The permitting process includes stating a plan to mitigate water pollution, floodplain controls and other watershed problems. Union County proposed several ideas for lessening the environmental impact which were favorably received by state agencies. The region is home to a federally endangered species of sunflowers. State regulations require the county to do sunflower impact studies on any new development near the plant’s habitat. Thankfully, the county proposed plans to do studies only for major developments and the state agreed to the terms. The state also agreed to allow county officials to install stream buffers and set-backs to control run-off.

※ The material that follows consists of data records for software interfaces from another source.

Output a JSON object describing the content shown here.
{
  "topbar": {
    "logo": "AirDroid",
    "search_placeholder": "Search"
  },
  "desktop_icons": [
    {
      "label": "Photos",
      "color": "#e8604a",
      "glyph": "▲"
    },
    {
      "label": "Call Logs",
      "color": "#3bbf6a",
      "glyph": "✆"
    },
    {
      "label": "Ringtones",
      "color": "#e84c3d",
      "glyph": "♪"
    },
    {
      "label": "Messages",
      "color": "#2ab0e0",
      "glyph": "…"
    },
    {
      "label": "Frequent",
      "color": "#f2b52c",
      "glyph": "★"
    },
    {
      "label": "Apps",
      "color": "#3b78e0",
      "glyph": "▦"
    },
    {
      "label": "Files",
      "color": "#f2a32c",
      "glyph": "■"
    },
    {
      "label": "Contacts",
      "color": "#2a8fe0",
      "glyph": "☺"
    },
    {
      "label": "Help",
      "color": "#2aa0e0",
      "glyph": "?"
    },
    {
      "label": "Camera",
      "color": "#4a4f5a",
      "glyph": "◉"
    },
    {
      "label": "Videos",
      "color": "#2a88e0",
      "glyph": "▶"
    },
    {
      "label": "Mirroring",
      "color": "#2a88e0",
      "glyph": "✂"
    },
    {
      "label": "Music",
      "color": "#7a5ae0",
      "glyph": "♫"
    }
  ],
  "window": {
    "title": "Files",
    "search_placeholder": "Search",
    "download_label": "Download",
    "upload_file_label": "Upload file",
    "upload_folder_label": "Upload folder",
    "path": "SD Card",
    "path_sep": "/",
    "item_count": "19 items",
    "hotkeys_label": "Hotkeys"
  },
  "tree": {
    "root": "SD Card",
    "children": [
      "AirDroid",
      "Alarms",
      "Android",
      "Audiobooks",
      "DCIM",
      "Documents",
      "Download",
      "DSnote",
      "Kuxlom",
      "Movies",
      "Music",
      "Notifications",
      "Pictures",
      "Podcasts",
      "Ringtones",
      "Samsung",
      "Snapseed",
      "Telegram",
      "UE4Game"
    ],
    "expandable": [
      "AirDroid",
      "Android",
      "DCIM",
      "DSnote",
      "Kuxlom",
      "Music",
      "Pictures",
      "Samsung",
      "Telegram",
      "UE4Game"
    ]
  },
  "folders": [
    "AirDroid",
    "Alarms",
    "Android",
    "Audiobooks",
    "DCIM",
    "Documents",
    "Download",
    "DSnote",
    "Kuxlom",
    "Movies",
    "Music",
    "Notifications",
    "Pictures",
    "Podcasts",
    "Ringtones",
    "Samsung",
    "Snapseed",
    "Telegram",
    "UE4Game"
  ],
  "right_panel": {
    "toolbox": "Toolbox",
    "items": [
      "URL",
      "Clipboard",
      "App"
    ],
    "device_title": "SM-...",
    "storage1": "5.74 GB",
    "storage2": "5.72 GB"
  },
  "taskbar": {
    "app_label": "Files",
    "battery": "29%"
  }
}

With preliminary plans made, the next step is to submit to state and federal agencies a statement of intent that the county intends to follow the plan. Goscicki said he needed the board’s consensus to begin the months-long permitting process to begin.